▶ _Exercise objective_:
Go through the material and copy each line that includes "screenshot".

Records section start

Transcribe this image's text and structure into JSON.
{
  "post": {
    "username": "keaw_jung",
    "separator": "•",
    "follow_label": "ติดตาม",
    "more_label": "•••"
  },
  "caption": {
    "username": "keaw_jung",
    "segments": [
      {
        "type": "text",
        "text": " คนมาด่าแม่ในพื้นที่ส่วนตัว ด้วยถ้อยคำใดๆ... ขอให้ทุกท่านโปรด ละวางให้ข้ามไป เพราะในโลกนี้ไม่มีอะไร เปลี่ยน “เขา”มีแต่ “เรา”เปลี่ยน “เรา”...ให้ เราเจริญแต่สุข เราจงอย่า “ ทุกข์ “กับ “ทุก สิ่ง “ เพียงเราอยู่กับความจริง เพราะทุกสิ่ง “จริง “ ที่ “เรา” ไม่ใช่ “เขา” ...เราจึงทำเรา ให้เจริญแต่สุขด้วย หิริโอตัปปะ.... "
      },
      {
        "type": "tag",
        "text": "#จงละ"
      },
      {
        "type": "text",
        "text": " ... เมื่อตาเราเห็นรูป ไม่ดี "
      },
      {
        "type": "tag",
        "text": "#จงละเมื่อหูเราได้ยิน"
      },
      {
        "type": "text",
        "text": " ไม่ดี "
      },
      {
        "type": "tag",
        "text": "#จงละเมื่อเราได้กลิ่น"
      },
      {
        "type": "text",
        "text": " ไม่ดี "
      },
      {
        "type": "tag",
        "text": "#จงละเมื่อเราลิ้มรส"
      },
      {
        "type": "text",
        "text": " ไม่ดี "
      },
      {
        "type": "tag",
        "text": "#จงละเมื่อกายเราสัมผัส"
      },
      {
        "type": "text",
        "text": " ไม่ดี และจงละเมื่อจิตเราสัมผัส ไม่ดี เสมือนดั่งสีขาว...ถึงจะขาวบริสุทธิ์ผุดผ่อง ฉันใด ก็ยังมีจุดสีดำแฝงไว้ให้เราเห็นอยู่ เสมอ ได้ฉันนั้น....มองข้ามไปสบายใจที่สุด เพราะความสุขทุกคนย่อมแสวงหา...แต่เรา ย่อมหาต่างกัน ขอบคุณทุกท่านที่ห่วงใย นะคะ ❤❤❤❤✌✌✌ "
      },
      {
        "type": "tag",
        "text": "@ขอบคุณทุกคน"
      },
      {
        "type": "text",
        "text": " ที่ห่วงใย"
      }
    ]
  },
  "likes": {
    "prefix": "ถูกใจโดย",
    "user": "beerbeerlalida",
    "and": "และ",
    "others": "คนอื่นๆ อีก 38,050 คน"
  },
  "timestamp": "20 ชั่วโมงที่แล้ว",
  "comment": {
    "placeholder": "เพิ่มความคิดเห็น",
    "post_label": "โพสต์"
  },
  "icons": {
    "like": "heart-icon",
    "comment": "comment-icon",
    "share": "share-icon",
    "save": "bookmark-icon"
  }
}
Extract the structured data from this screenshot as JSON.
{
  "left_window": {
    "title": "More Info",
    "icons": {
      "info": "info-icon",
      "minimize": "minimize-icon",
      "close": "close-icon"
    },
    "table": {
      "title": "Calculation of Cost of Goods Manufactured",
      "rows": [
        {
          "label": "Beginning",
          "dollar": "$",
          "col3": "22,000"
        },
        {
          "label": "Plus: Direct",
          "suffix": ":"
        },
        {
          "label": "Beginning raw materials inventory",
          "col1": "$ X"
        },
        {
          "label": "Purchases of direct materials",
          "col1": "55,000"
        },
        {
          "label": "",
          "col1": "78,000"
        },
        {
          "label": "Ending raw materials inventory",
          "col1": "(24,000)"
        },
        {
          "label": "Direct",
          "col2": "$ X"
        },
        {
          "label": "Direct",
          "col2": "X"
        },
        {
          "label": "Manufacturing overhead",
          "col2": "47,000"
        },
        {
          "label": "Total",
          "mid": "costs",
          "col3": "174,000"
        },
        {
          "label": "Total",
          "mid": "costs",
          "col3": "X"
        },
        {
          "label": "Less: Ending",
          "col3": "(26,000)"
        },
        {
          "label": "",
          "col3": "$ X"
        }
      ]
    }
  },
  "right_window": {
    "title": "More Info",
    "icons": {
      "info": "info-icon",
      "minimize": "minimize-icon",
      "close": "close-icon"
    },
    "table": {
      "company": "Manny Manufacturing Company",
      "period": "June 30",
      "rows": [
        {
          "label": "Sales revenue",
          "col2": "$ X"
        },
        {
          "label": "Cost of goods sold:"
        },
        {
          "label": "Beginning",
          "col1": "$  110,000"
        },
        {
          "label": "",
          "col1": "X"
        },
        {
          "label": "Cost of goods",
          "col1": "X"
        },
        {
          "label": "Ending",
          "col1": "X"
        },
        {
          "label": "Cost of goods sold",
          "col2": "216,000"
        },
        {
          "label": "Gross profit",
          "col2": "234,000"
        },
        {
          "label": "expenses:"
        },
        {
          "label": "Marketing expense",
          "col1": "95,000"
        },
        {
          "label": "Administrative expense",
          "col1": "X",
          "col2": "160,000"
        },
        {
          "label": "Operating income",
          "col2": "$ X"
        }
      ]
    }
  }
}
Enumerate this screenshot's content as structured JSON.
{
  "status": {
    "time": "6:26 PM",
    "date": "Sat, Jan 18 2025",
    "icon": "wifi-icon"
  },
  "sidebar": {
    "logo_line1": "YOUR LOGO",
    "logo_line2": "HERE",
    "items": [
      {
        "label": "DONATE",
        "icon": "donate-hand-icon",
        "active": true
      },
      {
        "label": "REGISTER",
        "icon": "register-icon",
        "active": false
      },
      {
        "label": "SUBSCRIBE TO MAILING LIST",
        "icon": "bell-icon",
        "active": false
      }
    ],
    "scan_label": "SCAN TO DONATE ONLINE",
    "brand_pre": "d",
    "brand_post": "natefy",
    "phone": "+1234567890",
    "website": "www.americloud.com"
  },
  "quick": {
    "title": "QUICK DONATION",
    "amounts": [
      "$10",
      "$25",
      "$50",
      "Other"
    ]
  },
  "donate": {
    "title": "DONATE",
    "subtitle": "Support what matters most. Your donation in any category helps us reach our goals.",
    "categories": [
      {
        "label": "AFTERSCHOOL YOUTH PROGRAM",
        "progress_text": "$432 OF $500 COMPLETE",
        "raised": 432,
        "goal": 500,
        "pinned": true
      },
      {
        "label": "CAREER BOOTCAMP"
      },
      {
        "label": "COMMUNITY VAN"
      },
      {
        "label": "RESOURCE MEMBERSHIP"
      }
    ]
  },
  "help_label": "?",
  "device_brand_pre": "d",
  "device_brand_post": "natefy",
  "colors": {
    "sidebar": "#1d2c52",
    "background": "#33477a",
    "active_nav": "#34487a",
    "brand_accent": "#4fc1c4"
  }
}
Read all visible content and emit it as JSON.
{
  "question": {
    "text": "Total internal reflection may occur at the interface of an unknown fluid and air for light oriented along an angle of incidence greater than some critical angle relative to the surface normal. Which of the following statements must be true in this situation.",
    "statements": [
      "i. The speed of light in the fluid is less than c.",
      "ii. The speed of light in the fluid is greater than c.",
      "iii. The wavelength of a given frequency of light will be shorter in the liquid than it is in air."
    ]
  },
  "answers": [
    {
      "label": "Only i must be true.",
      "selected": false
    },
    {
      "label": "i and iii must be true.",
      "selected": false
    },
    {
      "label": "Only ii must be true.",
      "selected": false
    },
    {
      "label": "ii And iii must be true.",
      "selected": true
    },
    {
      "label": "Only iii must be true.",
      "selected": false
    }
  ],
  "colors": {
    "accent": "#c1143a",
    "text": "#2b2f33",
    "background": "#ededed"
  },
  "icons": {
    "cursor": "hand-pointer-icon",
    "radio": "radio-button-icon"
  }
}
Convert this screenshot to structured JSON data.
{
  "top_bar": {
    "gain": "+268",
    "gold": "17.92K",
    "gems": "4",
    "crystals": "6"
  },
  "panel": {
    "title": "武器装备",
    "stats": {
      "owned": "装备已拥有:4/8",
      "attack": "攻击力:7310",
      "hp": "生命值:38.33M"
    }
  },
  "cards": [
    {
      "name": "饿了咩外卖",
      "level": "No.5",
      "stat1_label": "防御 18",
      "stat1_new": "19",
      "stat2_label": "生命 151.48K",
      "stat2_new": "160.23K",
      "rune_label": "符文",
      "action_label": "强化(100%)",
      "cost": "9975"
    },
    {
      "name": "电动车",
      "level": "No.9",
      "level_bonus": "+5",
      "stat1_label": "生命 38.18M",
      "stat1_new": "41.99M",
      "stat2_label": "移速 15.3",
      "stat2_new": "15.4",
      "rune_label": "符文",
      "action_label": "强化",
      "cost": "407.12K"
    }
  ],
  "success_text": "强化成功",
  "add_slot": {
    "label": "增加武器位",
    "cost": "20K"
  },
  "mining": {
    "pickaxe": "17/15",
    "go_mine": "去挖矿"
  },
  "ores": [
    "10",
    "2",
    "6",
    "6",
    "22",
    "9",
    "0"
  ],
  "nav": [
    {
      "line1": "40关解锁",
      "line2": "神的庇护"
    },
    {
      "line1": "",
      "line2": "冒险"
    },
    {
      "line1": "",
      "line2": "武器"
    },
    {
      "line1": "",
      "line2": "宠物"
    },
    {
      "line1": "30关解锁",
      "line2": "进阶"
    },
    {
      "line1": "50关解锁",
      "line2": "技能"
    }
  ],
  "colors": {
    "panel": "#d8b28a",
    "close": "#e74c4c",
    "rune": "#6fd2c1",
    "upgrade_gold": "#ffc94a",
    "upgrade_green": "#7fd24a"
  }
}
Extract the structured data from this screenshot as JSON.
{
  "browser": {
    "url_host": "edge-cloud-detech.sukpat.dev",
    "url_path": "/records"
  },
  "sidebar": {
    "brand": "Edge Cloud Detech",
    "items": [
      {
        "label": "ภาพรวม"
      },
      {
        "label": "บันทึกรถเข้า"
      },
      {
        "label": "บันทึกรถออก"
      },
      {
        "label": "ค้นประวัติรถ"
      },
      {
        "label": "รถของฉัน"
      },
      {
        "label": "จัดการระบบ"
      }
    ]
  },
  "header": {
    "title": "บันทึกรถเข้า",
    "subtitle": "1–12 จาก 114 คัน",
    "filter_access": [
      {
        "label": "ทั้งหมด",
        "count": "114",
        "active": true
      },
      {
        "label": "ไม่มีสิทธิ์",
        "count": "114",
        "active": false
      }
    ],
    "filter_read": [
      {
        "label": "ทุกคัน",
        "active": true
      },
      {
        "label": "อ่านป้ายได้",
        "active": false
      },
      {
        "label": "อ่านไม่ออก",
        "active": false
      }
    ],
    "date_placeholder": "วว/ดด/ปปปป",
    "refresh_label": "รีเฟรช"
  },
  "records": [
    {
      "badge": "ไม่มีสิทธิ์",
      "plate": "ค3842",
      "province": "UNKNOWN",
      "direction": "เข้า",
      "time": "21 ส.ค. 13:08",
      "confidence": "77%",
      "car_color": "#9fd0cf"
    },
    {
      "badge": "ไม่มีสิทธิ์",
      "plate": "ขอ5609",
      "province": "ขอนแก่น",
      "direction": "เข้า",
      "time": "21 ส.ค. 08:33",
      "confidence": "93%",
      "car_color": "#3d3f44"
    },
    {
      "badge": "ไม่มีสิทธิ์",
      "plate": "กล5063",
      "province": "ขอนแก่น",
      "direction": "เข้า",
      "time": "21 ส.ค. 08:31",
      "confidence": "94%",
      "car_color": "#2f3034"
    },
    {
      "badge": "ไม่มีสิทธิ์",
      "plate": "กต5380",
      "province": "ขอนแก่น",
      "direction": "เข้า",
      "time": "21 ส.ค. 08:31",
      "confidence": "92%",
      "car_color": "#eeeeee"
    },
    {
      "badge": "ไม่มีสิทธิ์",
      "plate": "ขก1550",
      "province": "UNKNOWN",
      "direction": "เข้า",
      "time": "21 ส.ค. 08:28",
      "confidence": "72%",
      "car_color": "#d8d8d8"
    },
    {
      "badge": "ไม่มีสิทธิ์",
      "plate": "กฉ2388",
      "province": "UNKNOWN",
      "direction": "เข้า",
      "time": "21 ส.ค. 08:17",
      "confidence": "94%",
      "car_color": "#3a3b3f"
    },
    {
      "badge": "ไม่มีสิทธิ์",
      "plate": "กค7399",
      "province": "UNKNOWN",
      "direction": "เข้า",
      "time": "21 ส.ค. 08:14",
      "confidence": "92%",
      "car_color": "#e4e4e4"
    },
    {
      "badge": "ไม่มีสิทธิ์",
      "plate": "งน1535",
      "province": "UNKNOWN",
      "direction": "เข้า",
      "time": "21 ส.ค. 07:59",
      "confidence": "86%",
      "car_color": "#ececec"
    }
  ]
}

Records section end

▶ _Response to this exercise_:
Extract the structured data from this screenshot as JSON.
Enumerate this screenshot's content as structured JSON.
Convert this screenshot to structured JSON data.
Extract the structured data from this screenshot as JSON.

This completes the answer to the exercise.